> _Task description_:
Could you return the full listing below exactly as it appears?

=== Section Start ===

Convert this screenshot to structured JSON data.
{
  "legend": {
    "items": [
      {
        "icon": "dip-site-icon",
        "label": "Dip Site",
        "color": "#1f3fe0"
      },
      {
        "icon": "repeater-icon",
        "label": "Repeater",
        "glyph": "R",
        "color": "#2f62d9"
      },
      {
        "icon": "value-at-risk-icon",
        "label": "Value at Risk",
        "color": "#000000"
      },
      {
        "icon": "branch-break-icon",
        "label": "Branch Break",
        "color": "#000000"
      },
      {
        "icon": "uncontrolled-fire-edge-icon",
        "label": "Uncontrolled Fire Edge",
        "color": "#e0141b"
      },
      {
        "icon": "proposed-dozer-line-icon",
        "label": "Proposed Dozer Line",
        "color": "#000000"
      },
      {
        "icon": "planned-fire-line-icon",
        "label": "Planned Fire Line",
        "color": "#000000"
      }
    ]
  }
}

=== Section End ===

> _Answer section_:
Convert this screenshot to structured JSON data.
{
  "legend": {
    "items": [
      {
        "icon": "dip-site-icon",
        "label": "Dip Site",
        "color": "#1f3fe0"
      },
      {
        "icon": "repeater-icon",
        "label": "Repeater",
        "glyph": "R",
        "color": "#2f62d9"
      },
      {
        "icon": "value-at-risk-icon",
        "label": "Value at Risk",
        "color": "#000000"
      },
      {
        "icon": "branch-break-icon",
        "label": "Branch Break",
        "color": "#000000"
      },
      {
        "icon": "uncontrolled-fire-edge-icon",
        "label": "Uncontrolled Fire Edge",
        "color": "#e0141b"
      },
      {
        "icon": "proposed-dozer-line-icon",
        "label": "Proposed Dozer Line",
        "color": "#000000"
      },
      {
        "icon": "planned-fire-line-icon",
        "label": "Planned Fire Line",
        "color": "#000000"
      }
    ]
  }
}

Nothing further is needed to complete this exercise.